### Dataset excerpts
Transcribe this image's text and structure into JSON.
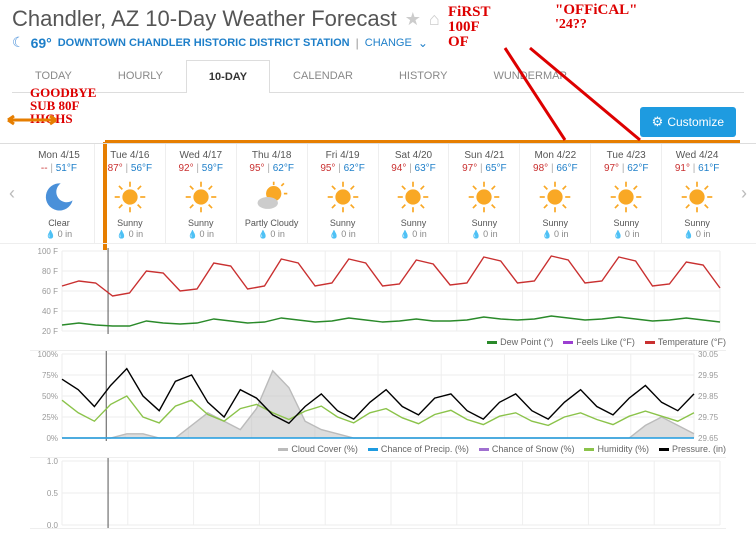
{
  "header": {
    "title": "Chandler, AZ 10-Day Weather Forecast",
    "temp_now": "69°",
    "station": "DOWNTOWN CHANDLER HISTORIC DISTRICT STATION",
    "change": "CHANGE"
  },
  "tabs": [
    "TODAY",
    "HOURLY",
    "10-DAY",
    "CALENDAR",
    "HISTORY",
    "WUNDERMAP"
  ],
  "active_tab": 2,
  "customize": "Customize",
  "days": [
    {
      "date": "Mon 4/15",
      "hi": "--",
      "lo": "51°F",
      "cond": "Clear",
      "precip": "0 in",
      "icon": "moon"
    },
    {
      "date": "Tue 4/16",
      "hi": "87°",
      "lo": "56°F",
      "cond": "Sunny",
      "precip": "0 in",
      "icon": "sun"
    },
    {
      "date": "Wed 4/17",
      "hi": "92°",
      "lo": "59°F",
      "cond": "Sunny",
      "precip": "0 in",
      "icon": "sun"
    },
    {
      "date": "Thu 4/18",
      "hi": "95°",
      "lo": "62°F",
      "cond": "Partly Cloudy",
      "precip": "0 in",
      "icon": "partly"
    },
    {
      "date": "Fri 4/19",
      "hi": "95°",
      "lo": "62°F",
      "cond": "Sunny",
      "precip": "0 in",
      "icon": "sun"
    },
    {
      "date": "Sat 4/20",
      "hi": "94°",
      "lo": "63°F",
      "cond": "Sunny",
      "precip": "0 in",
      "icon": "sun"
    },
    {
      "date": "Sun 4/21",
      "hi": "97°",
      "lo": "65°F",
      "cond": "Sunny",
      "precip": "0 in",
      "icon": "sun"
    },
    {
      "date": "Mon 4/22",
      "hi": "98°",
      "lo": "66°F",
      "cond": "Sunny",
      "precip": "0 in",
      "icon": "sun"
    },
    {
      "date": "Tue 4/23",
      "hi": "97°",
      "lo": "62°F",
      "cond": "Sunny",
      "precip": "0 in",
      "icon": "sun"
    },
    {
      "date": "Wed 4/24",
      "hi": "91°",
      "lo": "61°F",
      "cond": "Sunny",
      "precip": "0 in",
      "icon": "sun"
    }
  ],
  "legend1": [
    {
      "label": "Dew Point (°)",
      "color": "#2a8a2a"
    },
    {
      "label": "Feels Like (°F)",
      "color": "#9b3fd1"
    },
    {
      "label": "Temperature (°F)",
      "color": "#c93030"
    }
  ],
  "legend2": [
    {
      "label": "Cloud Cover (%)",
      "color": "#bbb"
    },
    {
      "label": "Chance of Precip. (%)",
      "color": "#1e9be0"
    },
    {
      "label": "Chance of Snow (%)",
      "color": "#a070d0"
    },
    {
      "label": "Humidity (%)",
      "color": "#8bc34a"
    },
    {
      "label": "Pressure. (in)",
      "color": "#000"
    }
  ],
  "chart_data": {
    "type": "line",
    "x_days": 10,
    "chart1": {
      "ylim": [
        20,
        100
      ],
      "yticks": [
        20,
        40,
        60,
        80,
        100
      ],
      "yticklabels": [
        "20 F",
        "40 F",
        "60 F",
        "80 F",
        "100 F"
      ],
      "series": [
        {
          "name": "Temperature",
          "color": "#c93030",
          "values": [
            65,
            70,
            68,
            55,
            58,
            80,
            78,
            60,
            62,
            88,
            85,
            62,
            65,
            92,
            88,
            65,
            68,
            92,
            88,
            65,
            67,
            91,
            87,
            66,
            68,
            94,
            90,
            68,
            70,
            95,
            91,
            68,
            70,
            94,
            90,
            65,
            67,
            89,
            86,
            63
          ]
        },
        {
          "name": "Dew Point",
          "color": "#2a8a2a",
          "values": [
            26,
            28,
            26,
            25,
            25,
            30,
            28,
            27,
            28,
            32,
            30,
            28,
            29,
            33,
            31,
            29,
            30,
            33,
            31,
            29,
            30,
            32,
            30,
            30,
            31,
            34,
            32,
            31,
            32,
            35,
            33,
            31,
            32,
            34,
            32,
            30,
            31,
            33,
            31,
            29
          ]
        }
      ]
    },
    "chart2": {
      "ylim_left": [
        0,
        100
      ],
      "yticks_left": [
        0,
        25,
        50,
        75,
        100
      ],
      "yticklabels_left": [
        "0%",
        "25%",
        "50%",
        "75%",
        "100%"
      ],
      "ylim_right": [
        29.65,
        30.05
      ],
      "yticks_right": [
        29.65,
        29.75,
        29.85,
        29.95,
        30.05
      ],
      "series": [
        {
          "name": "Cloud Cover",
          "color": "#bbb",
          "fill": true,
          "values": [
            0,
            0,
            0,
            0,
            5,
            5,
            0,
            0,
            15,
            30,
            20,
            10,
            35,
            80,
            60,
            20,
            10,
            5,
            0,
            0,
            0,
            0,
            0,
            0,
            0,
            0,
            0,
            0,
            0,
            0,
            0,
            0,
            0,
            0,
            0,
            0,
            15,
            25,
            15,
            5
          ]
        },
        {
          "name": "Chance of Precip.",
          "color": "#1e9be0",
          "values": [
            0,
            0,
            0,
            0,
            0,
            0,
            0,
            0,
            0,
            0,
            0,
            0,
            0,
            0,
            0,
            0,
            0,
            0,
            0,
            0,
            0,
            0,
            0,
            0,
            0,
            0,
            0,
            0,
            0,
            0,
            0,
            0,
            0,
            0,
            0,
            0,
            0,
            0,
            0,
            0
          ]
        },
        {
          "name": "Humidity",
          "color": "#8bc34a",
          "values": [
            45,
            30,
            20,
            40,
            50,
            25,
            18,
            38,
            45,
            28,
            20,
            35,
            40,
            30,
            22,
            32,
            38,
            25,
            18,
            30,
            35,
            24,
            17,
            28,
            33,
            22,
            16,
            26,
            30,
            20,
            15,
            25,
            30,
            22,
            16,
            26,
            32,
            26,
            20,
            30
          ]
        },
        {
          "name": "Pressure",
          "color": "#000",
          "axis": "right",
          "values": [
            29.93,
            29.88,
            29.8,
            29.9,
            29.98,
            29.85,
            29.78,
            29.92,
            29.95,
            29.82,
            29.75,
            29.88,
            29.84,
            29.76,
            29.72,
            29.8,
            29.86,
            29.78,
            29.74,
            29.82,
            29.88,
            29.8,
            29.76,
            29.84,
            29.86,
            29.78,
            29.74,
            29.82,
            29.86,
            29.78,
            29.74,
            29.82,
            29.88,
            29.8,
            29.76,
            29.84,
            29.9,
            29.82,
            29.78,
            29.86
          ]
        }
      ]
    },
    "chart3": {
      "ylim": [
        0,
        1
      ],
      "yticks": [
        0,
        0.5,
        1
      ],
      "yticklabels": [
        "0.0",
        "0.5",
        "1.0"
      ]
    }
  },
  "annotations": {
    "a1": "GOODBYE SUB 80F HIGHS",
    "a2": "FIRST 100F OF '24??",
    "a3": "\"OFFICAL\""
  }
}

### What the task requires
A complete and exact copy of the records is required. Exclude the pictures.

### Finished task
Transcribe this image's text and structure into JSON.
{
  "header": {
    "title": "Chandler, AZ 10-Day Weather Forecast",
    "temp_now": "69°",
    "station": "DOWNTOWN CHANDLER HISTORIC DISTRICT STATION",
    "change": "CHANGE"
  },
  "tabs": [
    "TODAY",
    "HOURLY",
    "10-DAY",
    "CALENDAR",
    "HISTORY",
    "WUNDERMAP"
  ],
  "active_tab": 2,
  "customize": "Customize",
  "days": [
    {
      "date": "Mon 4/15",
      "hi": "--",
      "lo": "51°F",
      "cond": "Clear",
      "precip": "0 in",
      "icon": "moon"
    },
    {
      "date": "Tue 4/16",
      "hi": "87°",
      "lo": "56°F",
      "cond": "Sunny",
      "precip": "0 in",
      "icon": "sun"
    },
    {
      "date": "Wed 4/17",
      "hi": "92°",
      "lo": "59°F",
      "cond": "Sunny",
      "precip": "0 in",
      "icon": "sun"
    },
    {
      "date": "Thu 4/18",
      "hi": "95°",
      "lo": "62°F",
      "cond": "Partly Cloudy",
      "precip": "0 in",
      "icon": "partly"
    },
    {
      "date": "Fri 4/19",
      "hi": "95°",
      "lo": "62°F",
      "cond": "Sunny",
      "precip": "0 in",
      "icon": "sun"
    },
    {
      "date": "Sat 4/20",
      "hi": "94°",
      "lo": "63°F",
      "cond": "Sunny",
      "precip": "0 in",
      "icon": "sun"
    },
    {
      "date": "Sun 4/21",
      "hi": "97°",
      "lo": "65°F",
      "cond": "Sunny",
      "precip": "0 in",
      "icon": "sun"
    },
    {
      "date": "Mon 4/22",
      "hi": "98°",
      "lo": "66°F",
      "cond": "Sunny",
      "precip": "0 in",
      "icon": "sun"
    },
    {
      "date": "Tue 4/23",
      "hi": "97°",
      "lo": "62°F",
      "cond": "Sunny",
      "precip": "0 in",
      "icon": "sun"
    },
    {
      "date": "Wed 4/24",
      "hi": "91°",
      "lo": "61°F",
      "cond": "Sunny",
      "precip": "0 in",
      "icon": "sun"
    }
  ],
  "legend1": [
    {
      "label": "Dew Point (°)",
      "color": "#2a8a2a"
    },
    {
      "label": "Feels Like (°F)",
      "color": "#9b3fd1"
    },
    {
      "label": "Temperature (°F)",
      "color": "#c93030"
    }
  ],
  "legend2": [
    {
      "label": "Cloud Cover (%)",
      "color": "#bbb"
    },
    {
      "label": "Chance of Precip. (%)",
      "color": "#1e9be0"
    },
    {
      "label": "Chance of Snow (%)",
      "color": "#a070d0"
    },
    {
      "label": "Humidity (%)",
      "color": "#8bc34a"
    },
    {
      "label": "Pressure. (in)",
      "color": "#000"
    }
  ],
  "chart_data": {
    "type": "line",
    "x_days": 10,
    "chart1": {
      "ylim": [
        20,
        100
      ],
      "yticks": [
        20,
        40,
        60,
        80,
        100
      ],
      "yticklabels": [
        "20 F",
        "40 F",
        "60 F",
        "80 F",
        "100 F"
      ],
      "series": [
        {
          "name": "Temperature",
          "color": "#c93030",
          "values": [
            65,
            70,
            68,
            55,
            58,
            80,
            78,
            60,
            62,
            88,
            85,
            62,
            65,
            92,
            88,
            65,
            68,
            92,
            88,
            65,
            67,
            91,
            87,
            66,
            68,
            94,
            90,
            68,
            70,
            95,
            91,
            68,
            70,
            94,
            90,
            65,
            67,
            89,
            86,
            63
          ]
        },
        {
          "name": "Dew Point",
          "color": "#2a8a2a",
          "values": [
            26,
            28,
            26,
            25,
            25,
            30,
            28,
            27,
            28,
            32,
            30,
            28,
            29,
            33,
            31,
            29,
            30,
            33,
            31,
            29,
            30,
            32,
            30,
            30,
            31,
            34,
            32,
            31,
            32,
            35,
            33,
            31,
            32,
            34,
            32,
            30,
            31,
            33,
            31,
            29
          ]
        }
      ]
    },
    "chart2": {
      "ylim_left": [
        0,
        100
      ],
      "yticks_left": [
        0,
        25,
        50,
        75,
        100
      ],
      "yticklabels_left": [
        "0%",
        "25%",
        "50%",
        "75%",
        "100%"
      ],
      "ylim_right": [
        29.65,
        30.05
      ],
      "yticks_right": [
        29.65,
        29.75,
        29.85,
        29.95,
        30.05
      ],
      "series": [
        {
          "name": "Cloud Cover",
          "color": "#bbb",
          "fill": true,
          "values": [
            0,
            0,
            0,
            0,
            5,
            5,
            0,
            0,
            15,
            30,
            20,
            10,
            35,
            80,
            60,
            20,
            10,
            5,
            0,
            0,
            0,
            0,
            0,
            0,
            0,
            0,
            0,
            0,
            0,
            0,
            0,
            0,
            0,
            0,
            0,
            0,
            15,
            25,
            15,
            5
          ]
        },
        {
          "name": "Chance of Precip.",
          "color": "#1e9be0",
          "values": [
            0,
            0,
            0,
            0,
            0,
            0,
            0,
            0,
            0,
            0,
            0,
            0,
            0,
            0,
            0,
            0,
            0,
            0,
            0,
            0,
            0,
            0,
            0,
            0,
            0,
            0,
            0,
            0,
            0,
            0,
            0,
            0,
            0,
            0,
            0,
            0,
            0,
            0,
            0,
            0
          ]
        },
        {
          "name": "Humidity",
          "color": "#8bc34a",
          "values": [
            45,
            30,
            20,
            40,
            50,
            25,
            18,
            38,
            45,
            28,
            20,
            35,
            40,
            30,
            22,
            32,
            38,
            25,
            18,
            30,
            35,
            24,
            17,
            28,
            33,
            22,
            16,
            26,
            30,
            20,
            15,
            25,
            30,
            22,
            16,
            26,
            32,
            26,
            20,
            30
          ]
        },
        {
          "name": "Pressure",
          "color": "#000",
          "axis": "right",
          "values": [
            29.93,
            29.88,
            29.8,
            29.9,
            29.98,
            29.85,
            29.78,
            29.92,
            29.95,
            29.82,
            29.75,
            29.88,
            29.84,
            29.76,
            29.72,
            29.8,
            29.86,
            29.78,
            29.74,
            29.82,
            29.88,
            29.8,
            29.76,
            29.84,
            29.86,
            29.78,
            29.74,
            29.82,
            29.86,
            29.78,
            29.74,
            29.82,
            29.88,
            29.8,
            29.76,
            29.84,
            29.9,
            29.82,
            29.78,
            29.86
          ]
        }
      ]
    },
    "chart3": {
      "ylim": [
        0,
        1
      ],
      "yticks": [
        0,
        0.5,
        1
      ],
      "yticklabels": [
        "0.0",
        "0.5",
        "1.0"
      ]
    }
  },
  "annotations": {
    "a1": "GOODBYE SUB 80F HIGHS",
    "a2": "FIRST 100F OF '24??",
    "a3": "\"OFFICAL\""
  }
}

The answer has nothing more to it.